The power and longevity of a battery is noted by its Amp Hour (Ah) rating. Basically, this denotes how long a battery will last if it isn’t recharged.
For example if a battery is rated as, say 8Ah, it will be able to provide 4 amps for 2 hours. If a battery is rated as 100Ah, it will produce 100 Amps for 1 hour.
This does not necessarily mean a battery will last only one hour, because it will last 2 hours if it’s asked to produce only 50 Amps, 4 hours at 25 Amps, and so on.
Batteries are also rated according to their Cold Cranking Amps (CCA), which denotes the power they have to turn over the engine and get it started in cold weather.
This is why it’s worth taking note of these two figures, because there’s little point in having a vastly powerful battery to power a 1.0-litre hatchback, while at the same time a diesel engine will require a much higher CCA rating than that 1.0 petrol engine.
Various situations and conditions can cause you vehicle’s battery to become low or discharged. In winter the engine is harder to turn over in the first place, plus the fact that systems such as the ventilation, heated rear window and (if your car has them) heated seats, are all in more frequent use.
It pays to garage your vehicle if you can, and to use a charger to give your battery a couple of hours’ of top-up charge each month.
Also, make sure you turn off the heated seats and windows once they’ve done their jobs, because if they’re all switched on when you turn on the ignition they can instantly deplete your battery to the point that it hasn’t enough power to start the engine.
Winter tends to be the time when people do lots of short journeys in poor weather, which means the battery rarely gets a chance to recover the charge it has used getting the car going and demisted.

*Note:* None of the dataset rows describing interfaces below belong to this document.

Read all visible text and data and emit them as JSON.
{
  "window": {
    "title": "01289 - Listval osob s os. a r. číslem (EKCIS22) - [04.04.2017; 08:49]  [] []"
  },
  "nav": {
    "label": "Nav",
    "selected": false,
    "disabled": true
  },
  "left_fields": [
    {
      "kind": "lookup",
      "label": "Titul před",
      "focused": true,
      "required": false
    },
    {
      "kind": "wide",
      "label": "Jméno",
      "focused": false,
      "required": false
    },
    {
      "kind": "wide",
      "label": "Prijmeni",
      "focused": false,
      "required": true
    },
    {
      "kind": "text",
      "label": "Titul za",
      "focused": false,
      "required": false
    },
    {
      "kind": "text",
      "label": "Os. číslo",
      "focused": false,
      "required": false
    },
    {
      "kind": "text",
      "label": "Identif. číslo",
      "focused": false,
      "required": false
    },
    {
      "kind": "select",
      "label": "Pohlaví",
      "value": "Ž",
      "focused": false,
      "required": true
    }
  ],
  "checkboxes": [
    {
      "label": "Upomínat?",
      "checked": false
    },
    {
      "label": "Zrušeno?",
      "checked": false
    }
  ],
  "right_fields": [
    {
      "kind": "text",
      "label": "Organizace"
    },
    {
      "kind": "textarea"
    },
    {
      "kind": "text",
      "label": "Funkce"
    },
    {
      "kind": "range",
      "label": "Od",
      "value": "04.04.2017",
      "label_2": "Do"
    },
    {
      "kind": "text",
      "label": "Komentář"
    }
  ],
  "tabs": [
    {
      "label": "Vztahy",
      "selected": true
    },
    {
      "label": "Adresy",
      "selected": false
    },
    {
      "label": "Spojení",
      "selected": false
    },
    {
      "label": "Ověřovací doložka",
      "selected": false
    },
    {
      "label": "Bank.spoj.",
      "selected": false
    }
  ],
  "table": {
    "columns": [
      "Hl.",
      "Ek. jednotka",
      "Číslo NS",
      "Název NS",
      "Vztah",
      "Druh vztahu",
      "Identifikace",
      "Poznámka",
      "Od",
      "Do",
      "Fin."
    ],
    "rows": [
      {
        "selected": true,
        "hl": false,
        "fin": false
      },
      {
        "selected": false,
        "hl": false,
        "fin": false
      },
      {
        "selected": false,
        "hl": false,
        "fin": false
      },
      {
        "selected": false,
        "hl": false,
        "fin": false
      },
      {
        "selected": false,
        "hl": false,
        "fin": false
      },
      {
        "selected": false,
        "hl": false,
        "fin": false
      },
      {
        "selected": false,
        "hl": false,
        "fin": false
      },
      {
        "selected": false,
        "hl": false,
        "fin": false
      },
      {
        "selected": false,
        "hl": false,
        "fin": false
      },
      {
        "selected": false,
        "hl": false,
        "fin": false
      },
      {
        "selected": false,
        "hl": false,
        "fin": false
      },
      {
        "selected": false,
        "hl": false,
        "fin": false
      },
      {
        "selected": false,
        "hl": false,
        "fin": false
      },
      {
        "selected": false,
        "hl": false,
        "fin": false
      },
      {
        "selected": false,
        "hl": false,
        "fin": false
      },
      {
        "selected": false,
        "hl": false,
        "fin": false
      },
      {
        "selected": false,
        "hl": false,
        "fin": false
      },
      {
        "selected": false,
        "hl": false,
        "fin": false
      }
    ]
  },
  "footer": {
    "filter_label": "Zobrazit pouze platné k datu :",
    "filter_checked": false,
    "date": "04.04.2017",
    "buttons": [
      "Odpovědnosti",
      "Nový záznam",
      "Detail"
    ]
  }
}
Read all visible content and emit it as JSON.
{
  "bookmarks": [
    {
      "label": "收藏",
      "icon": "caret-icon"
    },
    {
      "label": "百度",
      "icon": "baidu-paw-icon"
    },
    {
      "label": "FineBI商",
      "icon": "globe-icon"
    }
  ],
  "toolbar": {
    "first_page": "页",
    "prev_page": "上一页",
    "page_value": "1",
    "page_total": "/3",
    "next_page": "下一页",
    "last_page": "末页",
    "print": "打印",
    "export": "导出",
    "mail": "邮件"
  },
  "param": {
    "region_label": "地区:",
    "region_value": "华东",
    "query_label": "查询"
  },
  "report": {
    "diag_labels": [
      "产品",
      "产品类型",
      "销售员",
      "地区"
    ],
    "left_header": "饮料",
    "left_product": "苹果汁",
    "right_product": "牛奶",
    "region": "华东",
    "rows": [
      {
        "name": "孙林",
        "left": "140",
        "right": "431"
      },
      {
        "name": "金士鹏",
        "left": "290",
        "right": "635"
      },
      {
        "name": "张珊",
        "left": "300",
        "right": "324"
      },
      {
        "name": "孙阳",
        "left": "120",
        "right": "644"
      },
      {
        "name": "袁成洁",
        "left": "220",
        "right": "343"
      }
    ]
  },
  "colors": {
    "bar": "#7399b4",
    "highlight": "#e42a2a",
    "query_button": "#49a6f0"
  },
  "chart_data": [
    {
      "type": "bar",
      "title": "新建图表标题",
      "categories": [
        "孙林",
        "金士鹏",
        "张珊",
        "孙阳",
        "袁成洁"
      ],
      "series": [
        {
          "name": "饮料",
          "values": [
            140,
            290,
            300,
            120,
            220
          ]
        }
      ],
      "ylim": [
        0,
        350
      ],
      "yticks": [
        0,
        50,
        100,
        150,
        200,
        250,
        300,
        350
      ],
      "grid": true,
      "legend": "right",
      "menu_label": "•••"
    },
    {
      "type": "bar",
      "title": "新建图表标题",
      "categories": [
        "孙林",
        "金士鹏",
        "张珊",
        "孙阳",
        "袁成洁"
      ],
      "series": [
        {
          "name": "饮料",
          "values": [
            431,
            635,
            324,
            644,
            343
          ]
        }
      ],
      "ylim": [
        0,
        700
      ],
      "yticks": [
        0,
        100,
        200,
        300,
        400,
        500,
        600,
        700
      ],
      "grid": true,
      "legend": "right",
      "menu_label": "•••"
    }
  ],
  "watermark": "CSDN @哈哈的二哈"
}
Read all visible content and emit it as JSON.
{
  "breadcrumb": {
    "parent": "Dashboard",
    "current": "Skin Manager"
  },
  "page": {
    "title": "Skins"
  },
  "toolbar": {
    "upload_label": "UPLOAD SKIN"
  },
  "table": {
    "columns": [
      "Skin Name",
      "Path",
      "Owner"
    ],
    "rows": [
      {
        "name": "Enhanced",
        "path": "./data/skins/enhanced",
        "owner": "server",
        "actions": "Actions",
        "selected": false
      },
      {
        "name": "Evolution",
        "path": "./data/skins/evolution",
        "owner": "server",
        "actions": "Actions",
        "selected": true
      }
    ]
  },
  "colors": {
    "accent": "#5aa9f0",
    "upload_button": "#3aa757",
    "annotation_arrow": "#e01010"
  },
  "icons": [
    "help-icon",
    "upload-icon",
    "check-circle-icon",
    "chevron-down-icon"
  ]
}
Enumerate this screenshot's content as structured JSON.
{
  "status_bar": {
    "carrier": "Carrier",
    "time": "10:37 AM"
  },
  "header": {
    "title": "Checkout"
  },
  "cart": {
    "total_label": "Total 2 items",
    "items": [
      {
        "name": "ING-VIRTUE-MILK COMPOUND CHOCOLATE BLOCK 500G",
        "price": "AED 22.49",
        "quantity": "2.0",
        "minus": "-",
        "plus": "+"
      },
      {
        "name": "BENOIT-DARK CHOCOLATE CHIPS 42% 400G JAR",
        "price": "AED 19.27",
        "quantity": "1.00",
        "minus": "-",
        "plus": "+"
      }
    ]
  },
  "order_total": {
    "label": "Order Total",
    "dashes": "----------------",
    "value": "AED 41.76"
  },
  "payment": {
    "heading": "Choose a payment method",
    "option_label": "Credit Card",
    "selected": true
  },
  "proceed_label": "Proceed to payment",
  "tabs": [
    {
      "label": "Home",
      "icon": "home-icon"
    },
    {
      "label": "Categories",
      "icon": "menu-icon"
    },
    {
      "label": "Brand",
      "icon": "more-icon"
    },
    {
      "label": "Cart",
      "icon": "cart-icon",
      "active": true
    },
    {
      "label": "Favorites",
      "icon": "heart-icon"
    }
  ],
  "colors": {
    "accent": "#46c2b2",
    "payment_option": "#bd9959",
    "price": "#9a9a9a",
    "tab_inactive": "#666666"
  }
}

That’s why it’s a good idea to take your vehicle for a slightly longer journey (say 10 miles or so) once a week just to give the battery a much-needed chance to recharge.